The radius of Io, also a moon of Jupiter, is about 1821.6 kilometers, or diameter of about 3643.2 kilometers. Io's diameter in miles is about 2262.42 miles. Titan, the largest moon of Saturn, has a diameter of about 5,150 kilometers, or approximately 3,200 miles. The radius of the moon of Jupiter named Europa is approximately 1560.8 kilometers, or about a 3121.6 kilometers diameter. In miles Europa's diameter is about 1938.52 miles. Another moon of Jupiter named Callisto has a radius of approximately 2410.3 kilometers, making its diameter approximately 4820.6 kilometers. In miles, the diameter of Callisto is approximately 2993.59 miles.

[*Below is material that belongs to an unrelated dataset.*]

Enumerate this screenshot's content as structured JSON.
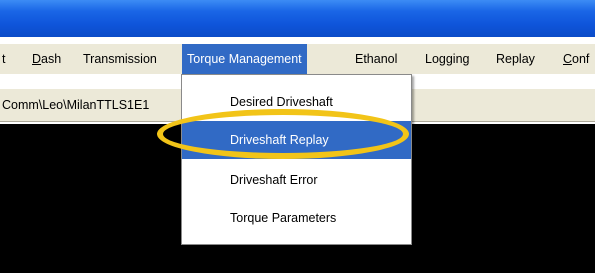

The diameter of Pluto is about 2,360 kilometers, or in miles it is 1465.56 miles. The radius of Mercury is 2,439.7 kilometers, or a diameter of 4879.4 kilometers. The diameter in miles is approximately 3030.11 miles.
Going by NASA's figures above, Jupiter’s moon Ganymede and Saturn’s moon Titan are both probably bigger than Mercury, Pluto and Eris. This seems to make all three the correct size to be "dwarf" planets; one reason Pluto should not be classified as a dwarf planet.

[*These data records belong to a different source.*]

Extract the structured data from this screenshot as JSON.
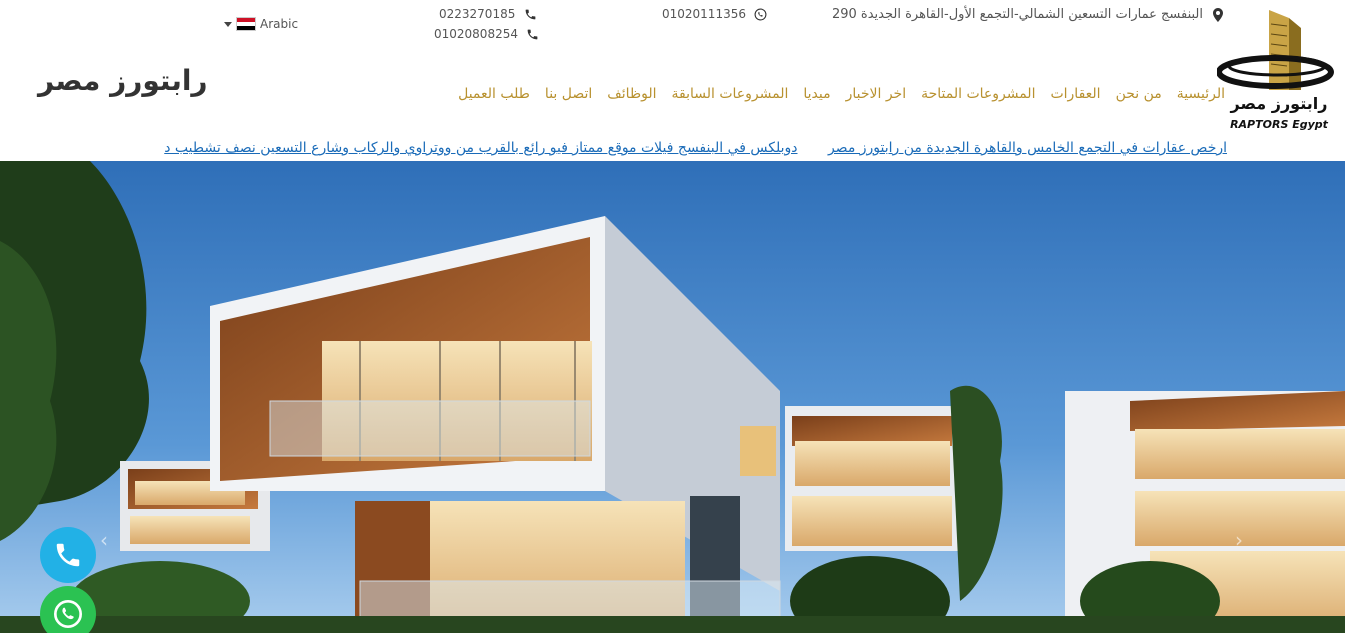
{
  "topbar": {
    "language": "Arabic",
    "phone1": "0223270185",
    "phone2": "01020808254",
    "whatsapp": "01020111356",
    "address": "290 البنفسج عمارات التسعين الشمالي-التجمع الأول-القاهرة الجديدة"
  },
  "logo": {
    "ar": "رابتورز مصر",
    "en": "RAPTORS Egypt"
  },
  "brand": "رابتورز مصر",
  "nav": [
    "الرئيسية",
    "من نحن",
    "العقارات",
    "المشروعات المتاحة",
    "اخر الاخبار",
    "ميديا",
    "المشروعات السابقة",
    "الوظائف",
    "اتصل بنا",
    "طلب العميل"
  ],
  "ticker": [
    "ارخص عقارات في التجمع الخامس والقاهرة الجديدة من رابتورز مصر",
    "دوبلكس في البنفسج فيلات موقع ممتاز فيو رائع بالقرب من ووتراوي والركاب وشارع التسعين نصف تشطيب د"
  ],
  "colors": {
    "nav": "#b8912f",
    "ticker_link": "#1a6bb8",
    "call_button": "#22b1e6",
    "whatsapp_button": "#2bc252"
  },
  "icons": {
    "address": "map-marker-icon",
    "whatsapp": "whatsapp-icon",
    "phone": "phone-icon"
  }
}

Eris has an aphelion of 9,068,609,883 miles (97.56 AU) and a perihelion of 3,582,660,264 miles (38.54 AU). It was 96.7 AU from the sun in 2009, very close to its aphelion. It will be close to its perihelion again in about 2257. The perihelion is the closest a planet's orbit comes to the sun and the aphelion is the farthest a planet's orbit gets from the sun. Eris is probably the tenth planet of the solar system.
The perihelion of Pluto is 2,756,872,958 miles (29.667 AU) and the aphelion is 4,583,311,152 miles (49.31 AU). The fact that Pluto’s probable aphelion (49.5 AU) is greater than Eris’ probable perihelion (37.9 AU) is why Pluto and Eris are expected to change places with respect to their distance to the sun.
The Hubble space telescope can only take pictures of the largest objects on Pluto. Maybe the spacecraft named New Horizons launched in January 2006 and scheduled to arrive at Pluto in 2015 will find out more about the planet.
In 2006, the first new criteria for planets would have made it 12 planets in the solar system. The planets included the usual nine planets Mercury, Venus, Earth, Mars, Jupiter, Saturn, Neptune, Uranus and Pluto. It also included the asteroid Ceres that lies in the asteroid belt between Mars and Jupiter, the moon of Pluto Charon, and a newly discovered object, 2003 UB313. The newly discovered object 2003 UB313 is the aforementioned Eris.
The criteria required for a body in the solar system to be a planet was questioned in detail in 2006. Much discussion and disagreement took place. The first attempt increased the total number of planets to 12, but an alternate set of criteria that caused Pluto to be reclassified as a "dwarf" planet was accepted. However, there appear to be several reasons Pluto is still a planet of the solar system, including the fact that the moons Titan and Ganymede are also bigger than Mercury, Pluto has three moons, Eris is three times as far as Pluto is from the Sun and therefore not in its area, and only five percent of the astronomers were present in the meeting.